*WHAT YOU HAVE TO DO:* All lines with the word "name" must be pulled from the entries below.

*INFORMATION SUPPLIED:*
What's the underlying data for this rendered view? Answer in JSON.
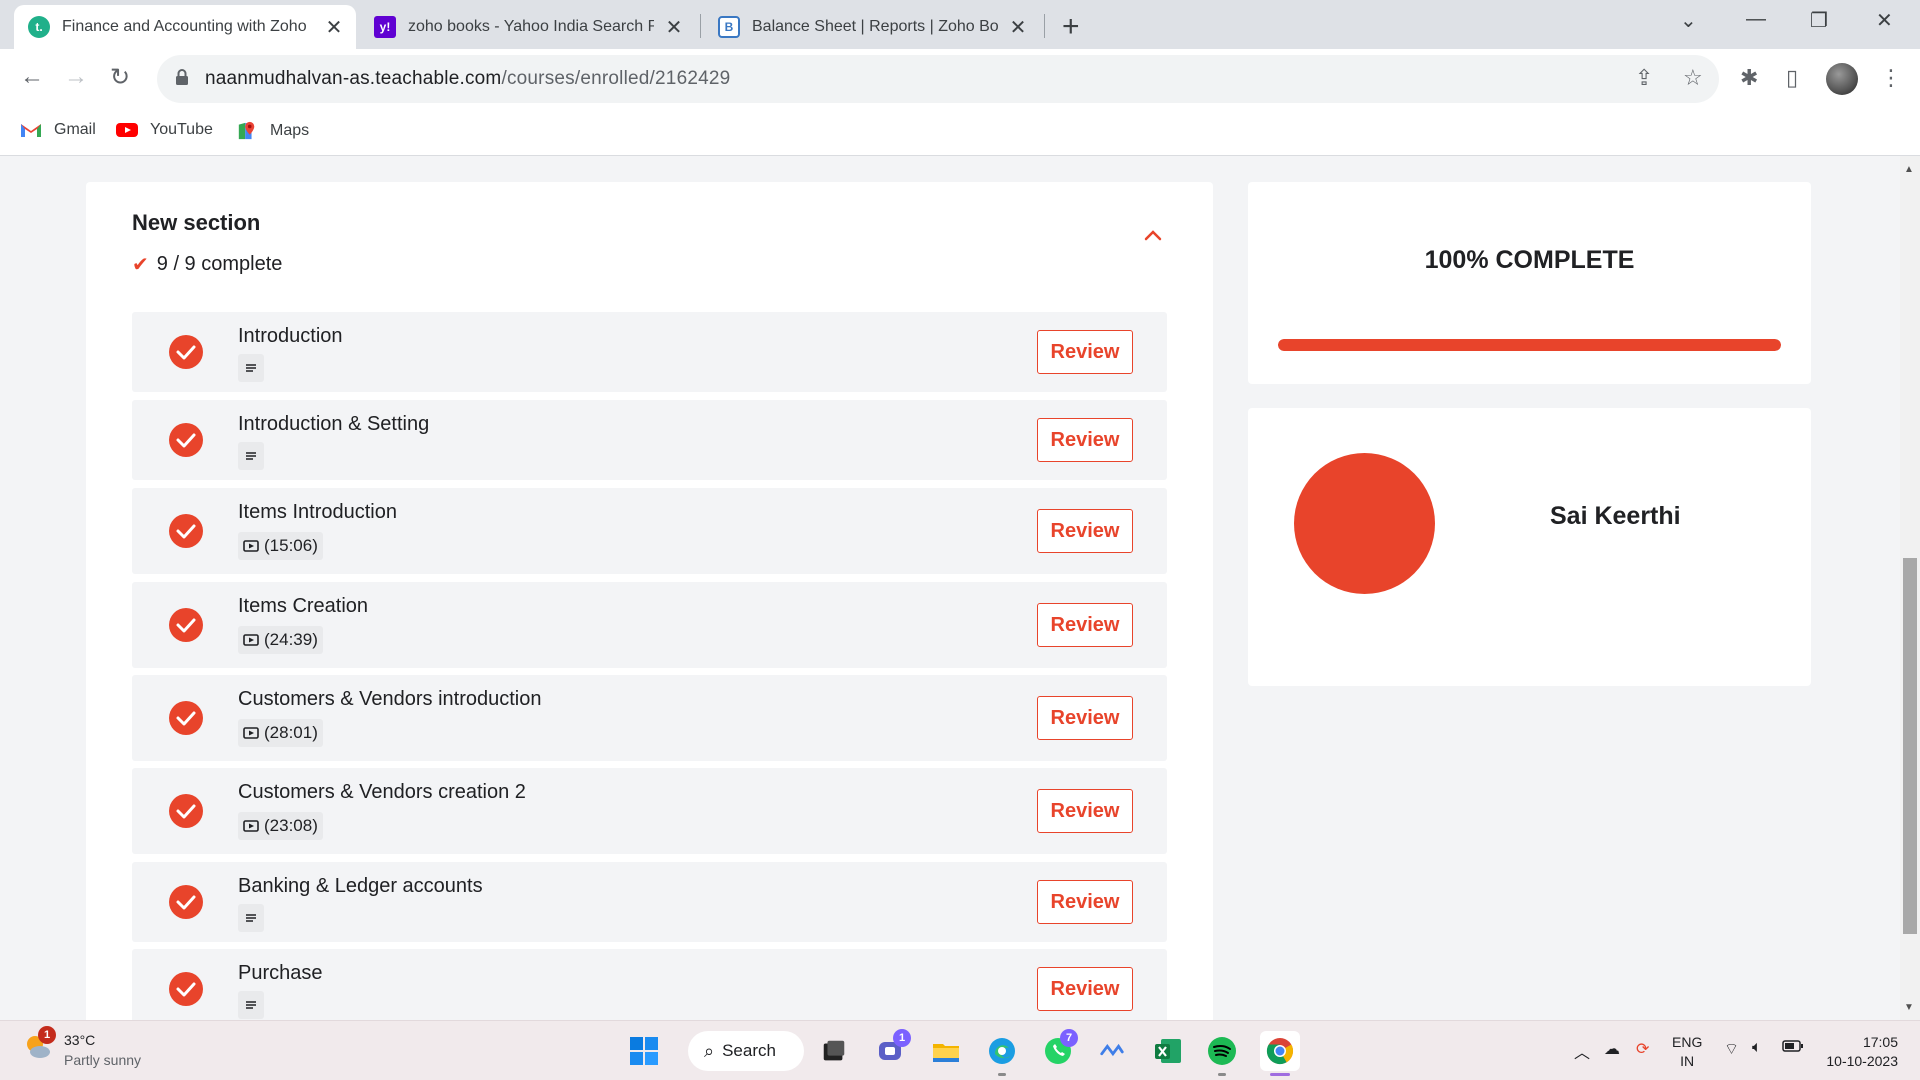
{
  "browser": {
    "tabs": [
      {
        "title": "Finance and Accounting with Zoho",
        "active": true
      },
      {
        "title": "zoho books - Yahoo India Search Re",
        "active": false
      },
      {
        "title": "Balance Sheet | Reports | Zoho Boo",
        "active": false
      }
    ],
    "new_tab_label": "+",
    "address_host": "naanmudhalvan-as.teachable.com",
    "address_path": "/courses/enrolled/2162429",
    "bookmarks": [
      {
        "label": "Gmail",
        "icon": "gmail-icon"
      },
      {
        "label": "YouTube",
        "icon": "youtube-icon"
      },
      {
        "label": "Maps",
        "icon": "maps-icon"
      }
    ]
  },
  "course_section": {
    "title": "New section",
    "progress_text": "9 / 9 complete",
    "review_label": "Review",
    "lessons": [
      {
        "name": "Introduction",
        "type": "text",
        "duration": ""
      },
      {
        "name": "Introduction & Setting",
        "type": "text",
        "duration": ""
      },
      {
        "name": "Items Introduction",
        "type": "video",
        "duration": "(15:06)"
      },
      {
        "name": "Items Creation",
        "type": "video",
        "duration": "(24:39)"
      },
      {
        "name": "Customers & Vendors introduction",
        "type": "video",
        "duration": "(28:01)"
      },
      {
        "name": "Customers & Vendors creation 2",
        "type": "video",
        "duration": "(23:08)"
      },
      {
        "name": "Banking & Ledger accounts",
        "type": "text",
        "duration": ""
      },
      {
        "name": "Purchase",
        "type": "text",
        "duration": ""
      }
    ]
  },
  "progress": {
    "label": "100% COMPLETE",
    "fraction": 1.0
  },
  "profile": {
    "name": "Sai Keerthi"
  },
  "theme": {
    "accent": "#e8442b",
    "card_bg": "#ffffff",
    "page_bg": "#f3f4f6"
  },
  "taskbar": {
    "weather_temp": "33°C",
    "weather_condition": "Partly sunny",
    "weather_badge": "1",
    "search_label": "Search",
    "teams_badge": "1",
    "whatsapp_badge": "7",
    "lang_line1": "ENG",
    "lang_line2": "IN",
    "time": "17:05",
    "date": "10-10-2023"
  }
}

*SOLUTION BELOW:*
        "name": "Introduction",
        "name": "Introduction & Setting",
        "name": "Items Introduction",
        "name": "Items Creation",
        "name": "Customers & Vendors introduction",
        "name": "Customers & Vendors creation 2",
        "name": "Banking & Ledger accounts",
        "name": "Purchase",
    "name": "Sai Keerthi"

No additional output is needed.